Am J Obstet Gynecol. 2006 Apr;194(4):961-6. doi: 10.1016/j.ajog.2006.02.019.

Abstract

Objective: The purpose of this study was to assess the safety of the use of selective serotonin reuptake inhibitors in pregnancy.

Study design: We carried out a retrospective cohort study of 972 pregnant women who had been given at least 1 selective serotonin reuptake inhibitor prescription in the year before delivery and 3878 pregnant women who did not receive selective serotonin reuptake inhibitors and who were matched by the year of the infant's birth, the type of institute at birth, and the mother's postal code from 1990 to 2000 in the Canadian province of Saskatchewan.

Results: The risks of low birth weight (adjusted odds ratio, 1.58; 95% CI, 1.19, 2.11), preterm birth (adjusted odds ratio, 1.57; 95% CI, 1.28, 1.92), fetal death (adjusted odds ratio, 2.23; 95% CI, 1.01, 4.93), and seizures (adjusted odds ratio, 3.87; 95% CI, 1.00, 14.99) were increased in infants who were born to mothers who had received selective serotonin reuptake inhibitor therapy.

Conclusion: The use of selective serotonin reuptake inhibitors in pregnancy may increase the risks of low birth weight, preterm birth, fetal death, and seizures.
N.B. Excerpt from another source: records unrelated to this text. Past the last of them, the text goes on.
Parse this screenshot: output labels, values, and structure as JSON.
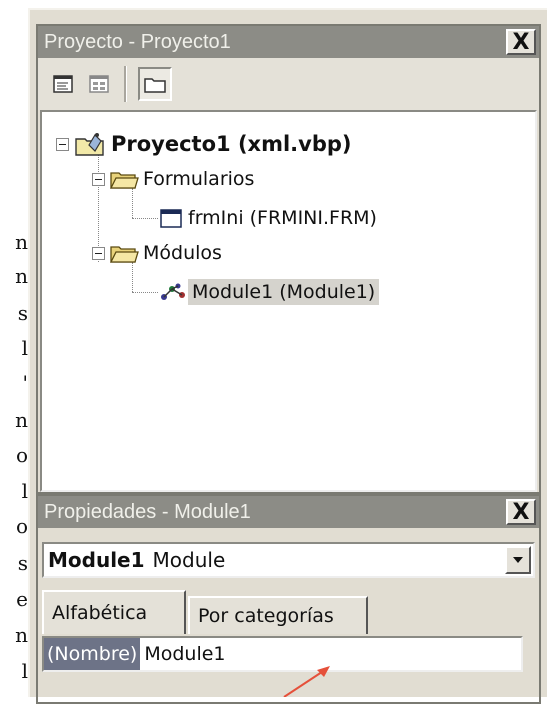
{
  "edge_text": [
    "n",
    "n",
    "s",
    "l",
    "'",
    "n",
    "o",
    "l",
    "o",
    "s",
    "e",
    "n",
    "l"
  ],
  "project_explorer": {
    "title": "Proyecto - Proyecto1",
    "close_glyph": "X",
    "toolbar": {
      "view_code_icon": "view-code-icon",
      "view_object_icon": "view-object-icon",
      "toggle_folders_icon": "folder-icon"
    },
    "tree": {
      "root": "Proyecto1 (xml.vbp)",
      "forms_folder": "Formularios",
      "form_item": "frmIni (FRMINI.FRM)",
      "modules_folder": "Módulos",
      "module_item": "Module1 (Module1)"
    }
  },
  "properties": {
    "title": "Propiedades - Module1",
    "close_glyph": "X",
    "object_combo": {
      "name": "Module1",
      "type": "Module"
    },
    "tabs": [
      "Alfabética",
      "Por categorías"
    ],
    "rows": [
      {
        "name": "(Nombre)",
        "value": "Module1"
      }
    ]
  },
  "colors": {
    "title_inactive": "#8c8c86",
    "frame": "#e1ddd2",
    "selection": "#d5d3cd",
    "prop_name_bg": "#6d7387",
    "annotation_arrow": "#e5503a"
  }
}
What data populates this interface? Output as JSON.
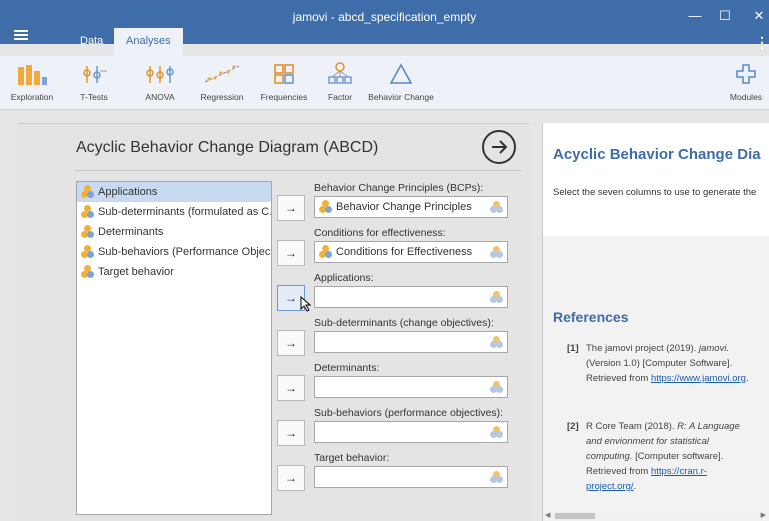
{
  "window": {
    "title": "jamovi - abcd_specification_empty",
    "minimize": "—",
    "maximize": "☐",
    "close": "✕"
  },
  "tabs": [
    {
      "label": "Data"
    },
    {
      "label": "Analyses"
    }
  ],
  "toolbar": {
    "items": [
      {
        "label": "Exploration",
        "icon": "exploration-icon"
      },
      {
        "label": "T-Tests",
        "icon": "t-tests-icon"
      },
      {
        "label": "ANOVA",
        "icon": "anova-icon"
      },
      {
        "label": "Regression",
        "icon": "regression-icon"
      },
      {
        "label": "Frequencies",
        "icon": "frequencies-icon"
      },
      {
        "label": "Factor",
        "icon": "factor-icon"
      },
      {
        "label": "Behavior Change",
        "icon": "behavior-change-icon"
      }
    ],
    "modules": "Modules"
  },
  "options": {
    "title": "Acyclic Behavior Change Diagram (ABCD)",
    "variables": [
      {
        "name": "Applications",
        "selected": true
      },
      {
        "name": "Sub-determinants (formulated as C...",
        "selected": false
      },
      {
        "name": "Determinants",
        "selected": false
      },
      {
        "name": "Sub-behaviors (Performance Objec...",
        "selected": false
      },
      {
        "name": "Target behavior",
        "selected": false
      }
    ],
    "arrow": "→",
    "targets": [
      {
        "label": "Behavior Change Principles (BCPs):",
        "value": "Behavior Change Principles"
      },
      {
        "label": "Conditions for effectiveness:",
        "value": "Conditions for Effectiveness"
      },
      {
        "label": "Applications:",
        "value": ""
      },
      {
        "label": "Sub-determinants (change objectives):",
        "value": ""
      },
      {
        "label": "Determinants:",
        "value": ""
      },
      {
        "label": "Sub-behaviors (performance objectives):",
        "value": ""
      },
      {
        "label": "Target behavior:",
        "value": ""
      }
    ]
  },
  "results": {
    "title": "Acyclic Behavior Change Dia",
    "text": "Select the seven columns to use to generate the",
    "references_title": "References",
    "ref1": {
      "num": "[1]",
      "pre": "The jamovi project (2019). ",
      "ital": "jamovi.",
      "rest": " (Version 1.0) [Computer Software]. Retrieved from ",
      "link": "https://www.jamovi.org",
      "end": "."
    },
    "ref2": {
      "num": "[2]",
      "pre": "R Core Team (2018). ",
      "ital": "R: A Language and envionment for statistical computing.",
      "rest": " [Computer software]. Retrieved from ",
      "link": "https://cran.r-project.org/",
      "end": "."
    }
  },
  "colors": {
    "accent": "#3e6da9",
    "selected": "#c8daf2"
  }
}
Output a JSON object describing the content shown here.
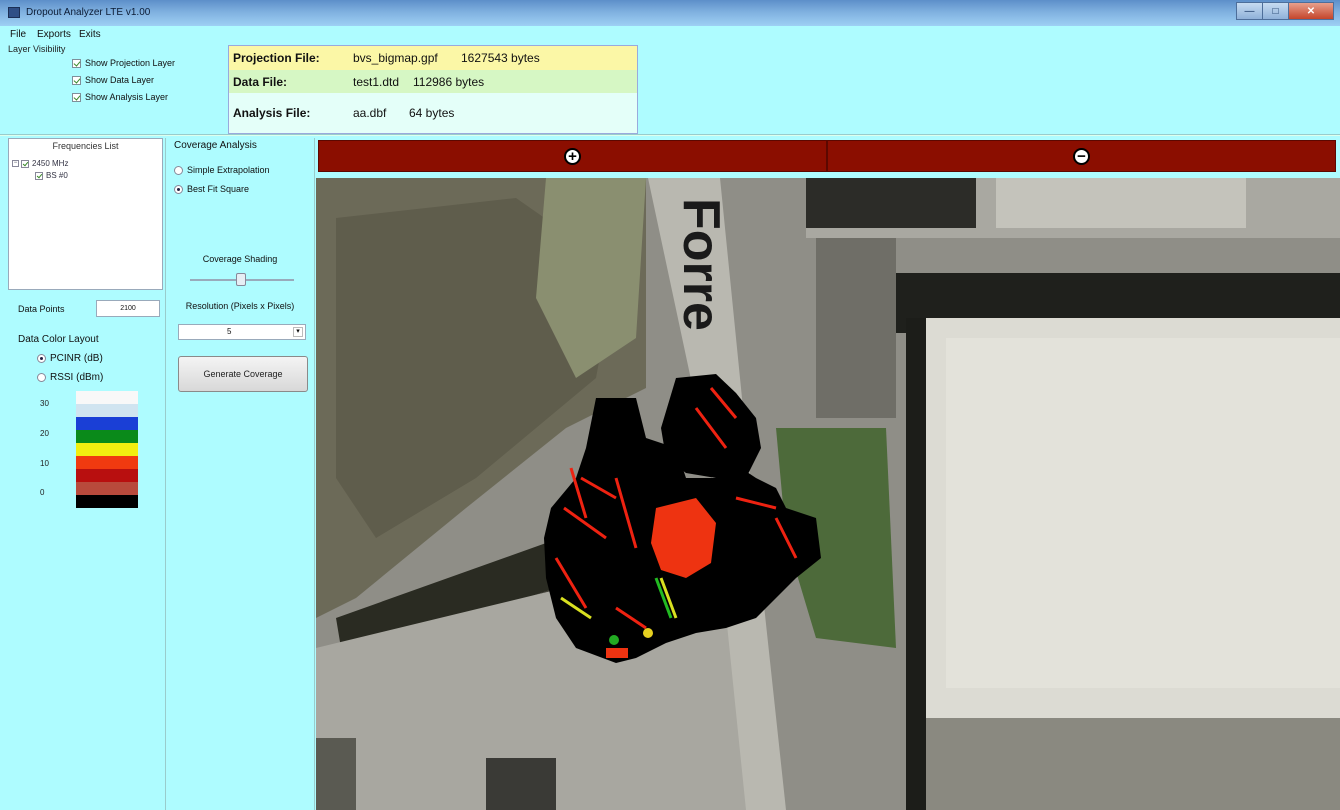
{
  "window": {
    "title": "Dropout Analyzer LTE v1.00"
  },
  "menu": [
    "File",
    "Exports",
    "Exits"
  ],
  "layer_visibility": {
    "label": "Layer Visibility",
    "items": [
      {
        "label": "Show Projection Layer",
        "checked": true
      },
      {
        "label": "Show Data Layer",
        "checked": true
      },
      {
        "label": "Show Analysis Layer",
        "checked": true
      }
    ]
  },
  "files": {
    "projection": {
      "label": "Projection File:",
      "name": "bvs_bigmap.gpf",
      "size": "1627543 bytes"
    },
    "data": {
      "label": "Data File:",
      "name": "test1.dtd",
      "size": "112986 bytes"
    },
    "analysis": {
      "label": "Analysis File:",
      "name": "aa.dbf",
      "size": "64 bytes"
    }
  },
  "frequencies": {
    "title": "Frequencies List",
    "items": [
      {
        "label": "2450 MHz",
        "level": 0
      },
      {
        "label": "BS #0",
        "level": 1
      }
    ]
  },
  "data_points": {
    "label": "Data Points",
    "value": "2100"
  },
  "color_layout": {
    "title": "Data Color Layout",
    "options": [
      {
        "label": "PCINR (dB)",
        "selected": true
      },
      {
        "label": "RSSI (dBm)",
        "selected": false
      }
    ],
    "scale_labels": [
      "30",
      "20",
      "10",
      "0"
    ],
    "swatches": [
      "#f8f8f8",
      "#d0e4f0",
      "#1a3fd6",
      "#0a8a1a",
      "#f2ee10",
      "#f03a10",
      "#b80f0f",
      "#b84a3c",
      "#000000"
    ]
  },
  "coverage": {
    "title": "Coverage Analysis",
    "options": [
      {
        "label": "Simple Extrapolation",
        "selected": false
      },
      {
        "label": "Best Fit Square",
        "selected": true
      }
    ],
    "shading_label": "Coverage Shading",
    "resolution_label": "Resolution (Pixels x Pixels)",
    "resolution_value": "5",
    "generate_label": "Generate Coverage"
  },
  "zoom": {
    "in": "+",
    "out": "−"
  },
  "map": {
    "street_text": "Forre"
  },
  "colors": {
    "zoom_bar": "#8b0e00",
    "panel_bg": "#aefcff"
  }
}
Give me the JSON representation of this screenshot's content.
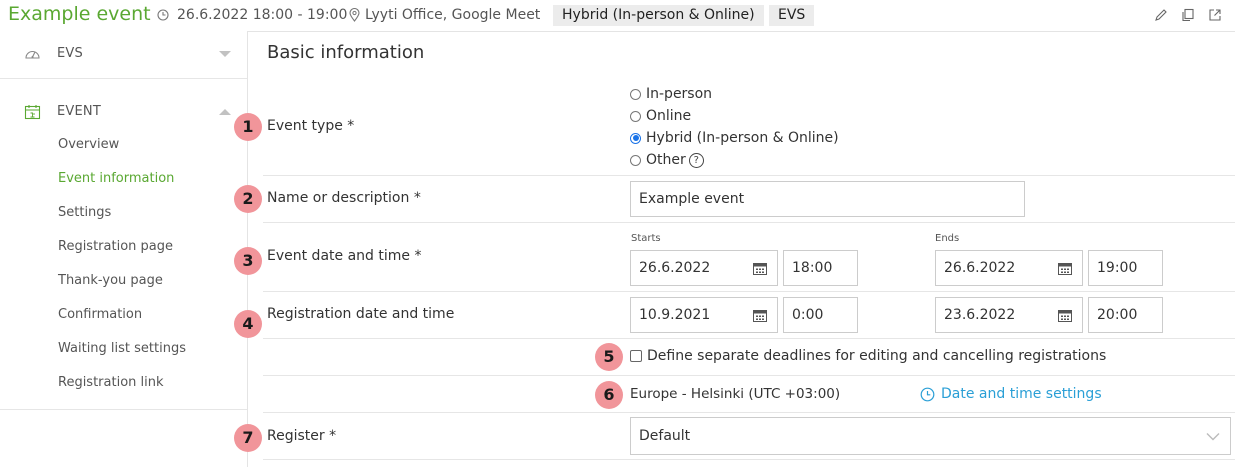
{
  "header": {
    "title": "Example event",
    "datetime": "26.6.2022 18:00 - 19:00",
    "location": "Lyyti Office, Google Meet",
    "tags": [
      "Hybrid (In-person & Online)",
      "EVS"
    ],
    "icons": [
      "clock-icon",
      "location-pin-icon",
      "pencil-icon",
      "copy-icon",
      "external-link-icon"
    ]
  },
  "sidebar": {
    "groups": [
      {
        "label": "EVS",
        "icon": "gauge-icon",
        "expanded": false
      },
      {
        "label": "EVENT",
        "icon": "calendar-icon",
        "expanded": true
      }
    ],
    "items": [
      "Overview",
      "Event information",
      "Settings",
      "Registration page",
      "Thank-you page",
      "Confirmation",
      "Waiting list settings",
      "Registration link"
    ],
    "active_item": "Event information",
    "accent_color": "#5aa832"
  },
  "main": {
    "section_title": "Basic information",
    "badge_color": "#f1959a",
    "rows": {
      "event_type": {
        "badge": "1",
        "label": "Event type *",
        "options": [
          "In-person",
          "Online",
          "Hybrid (In-person & Online)",
          "Other"
        ],
        "selected": "Hybrid (In-person & Online)"
      },
      "name": {
        "badge": "2",
        "label": "Name or description *",
        "value": "Example event"
      },
      "event_datetime": {
        "badge": "3",
        "label": "Event date and time *",
        "starts_label": "Starts",
        "ends_label": "Ends",
        "start_date": "26.6.2022",
        "start_time": "18:00",
        "end_date": "26.6.2022",
        "end_time": "19:00"
      },
      "registration_datetime": {
        "badge": "4",
        "label": "Registration date and time",
        "start_date": "10.9.2021",
        "start_time": "0:00",
        "end_date": "23.6.2022",
        "end_time": "20:00"
      },
      "deadlines": {
        "badge": "5",
        "checkbox_label": "Define separate deadlines for editing and cancelling registrations",
        "checked": false
      },
      "timezone": {
        "badge": "6",
        "value": "Europe - Helsinki (UTC +03:00)",
        "link": "Date and time settings",
        "link_color": "#2a9fd6"
      },
      "register": {
        "badge": "7",
        "label": "Register *",
        "value": "Default"
      }
    }
  }
}
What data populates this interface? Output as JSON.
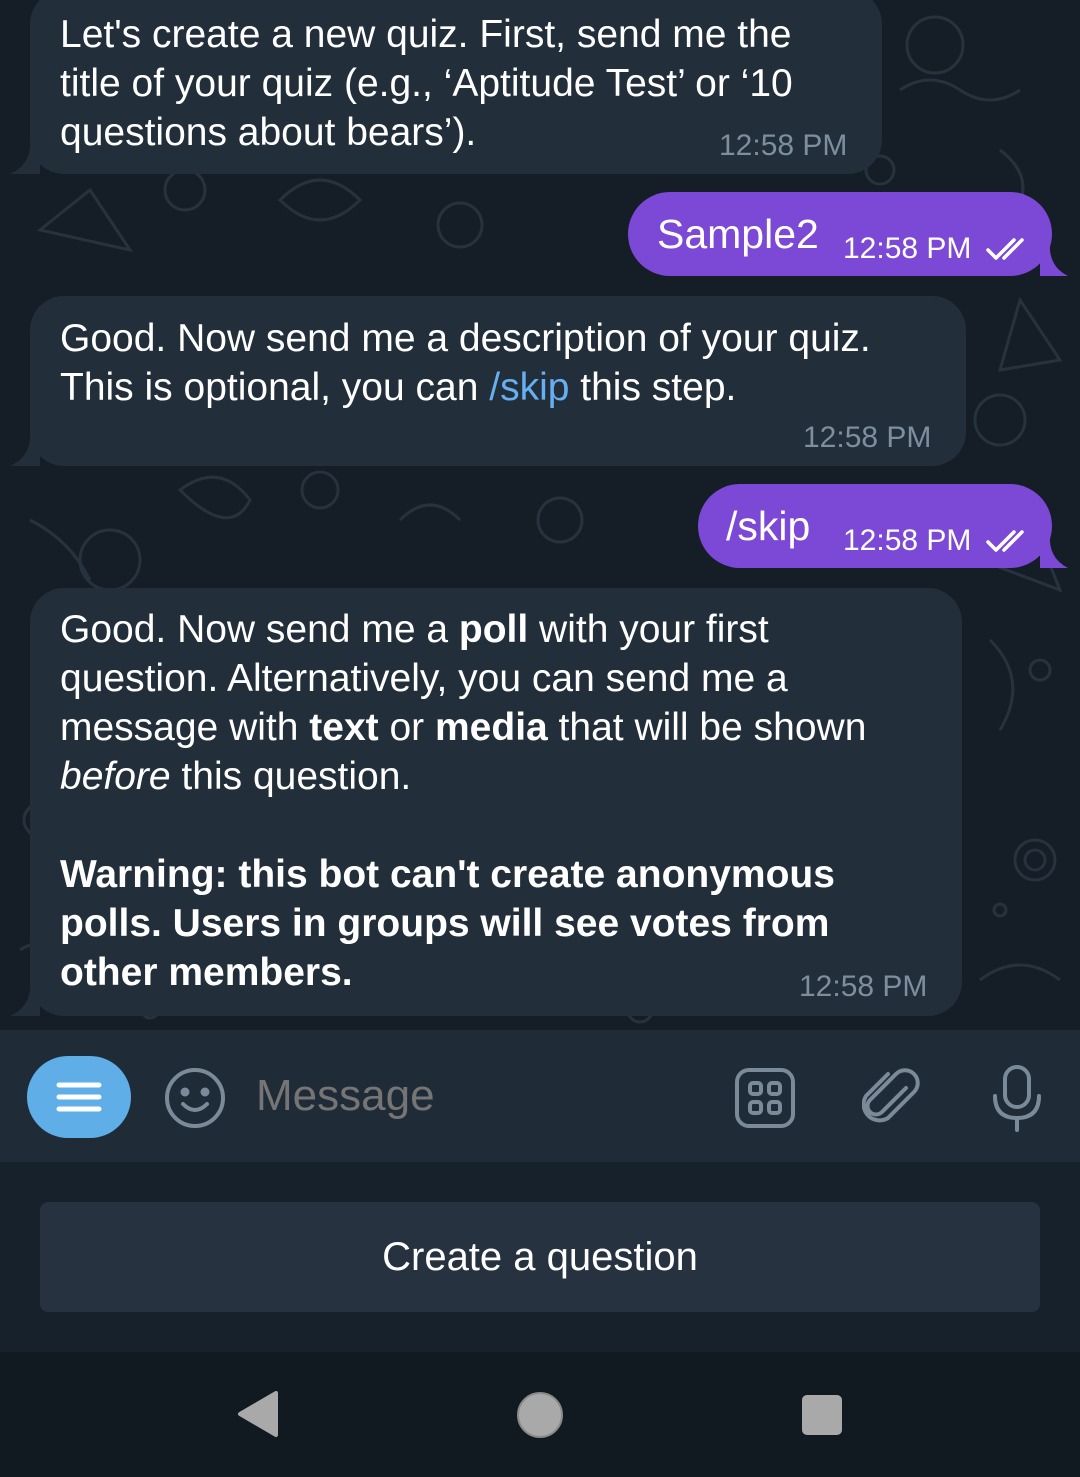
{
  "messages": [
    {
      "direction": "incoming",
      "lines": [
        "Let's create a new quiz. First, send me the",
        "title of your quiz (e.g., ‘Aptitude Test’ or ‘10",
        "questions about bears’)."
      ],
      "time": "12:58 PM"
    },
    {
      "direction": "outgoing",
      "text": "Sample2",
      "time": "12:58 PM",
      "status": "read"
    },
    {
      "direction": "incoming",
      "line1": "Good. Now send me a description of your quiz.",
      "line2_before": "This is optional, you can ",
      "line2_link": "/skip",
      "line2_after": " this step.",
      "time": "12:58 PM"
    },
    {
      "direction": "outgoing",
      "text": "/skip",
      "time": "12:58 PM",
      "status": "read"
    },
    {
      "direction": "incoming",
      "p1": {
        "a": "Good. Now send me a ",
        "b_poll": "poll",
        "c": " with your first",
        "d": "question. Alternatively, you can send me a",
        "e": "message with ",
        "f_text": "text",
        "g": " or ",
        "h_media": "media",
        "i": " that will be shown",
        "j_before": "before",
        "k": " this question."
      },
      "warning_lines": [
        "Warning: this bot can't create anonymous",
        "polls. Users in groups will see votes from",
        "other members."
      ],
      "time": "12:58 PM"
    }
  ],
  "composer": {
    "placeholder": "Message",
    "icons": [
      "menu-icon",
      "emoji-icon",
      "bot-keyboard-icon",
      "attach-icon",
      "microphone-icon"
    ]
  },
  "keyboard": {
    "button_label": "Create a question"
  },
  "navbar": {
    "icons": [
      "back-icon",
      "home-icon",
      "recents-icon"
    ]
  },
  "colors": {
    "chat_bg": "#151e27",
    "incoming_bubble": "#222e3a",
    "outgoing_bubble": "#7b49d5",
    "link": "#66aff0",
    "accent_button": "#5faee8"
  }
}
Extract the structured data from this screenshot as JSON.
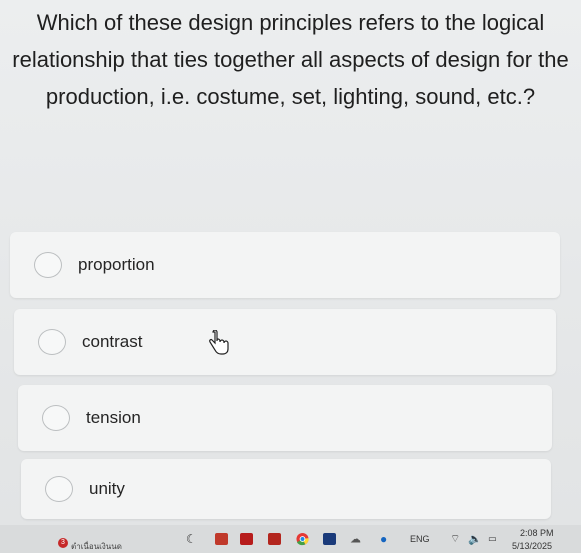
{
  "question": {
    "text": "Which of these design principles refers to the logical relationship that ties together all aspects of design for the production, i.e. costume, set, lighting, sound, etc.?"
  },
  "options": [
    {
      "label": "proportion"
    },
    {
      "label": "contrast"
    },
    {
      "label": "tension"
    },
    {
      "label": "unity"
    }
  ],
  "taskbar": {
    "notification_count": "3",
    "notification_text": "ตำเนื่อนเงินนด",
    "language": "ENG",
    "time": "2:08 PM",
    "date": "5/13/2025",
    "icons": [
      "c-icon",
      "app-icon",
      "app-icon",
      "app-icon",
      "chrome-icon",
      "app-icon",
      "cloud-icon",
      "info-icon",
      "wifi-icon",
      "speaker-icon",
      "battery-icon"
    ]
  },
  "colors": {
    "background": "#e7e9ea",
    "option_card": "#f3f4f4",
    "radio_border": "#bcbfc1"
  }
}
Publication types

  • Research Support, Non-U.S. Gov't

MeSH terms

  • Adult
  • Cohort Studies
  • Female
  • Humans
  • Infant, Newborn
  • Pregnancy
  • Pregnancy Outcome*
  • Retrospective Studies
  • Serotonin Uptake Inhibitors / adverse effects*

Substances

  • Serotonin Uptake Inhibitors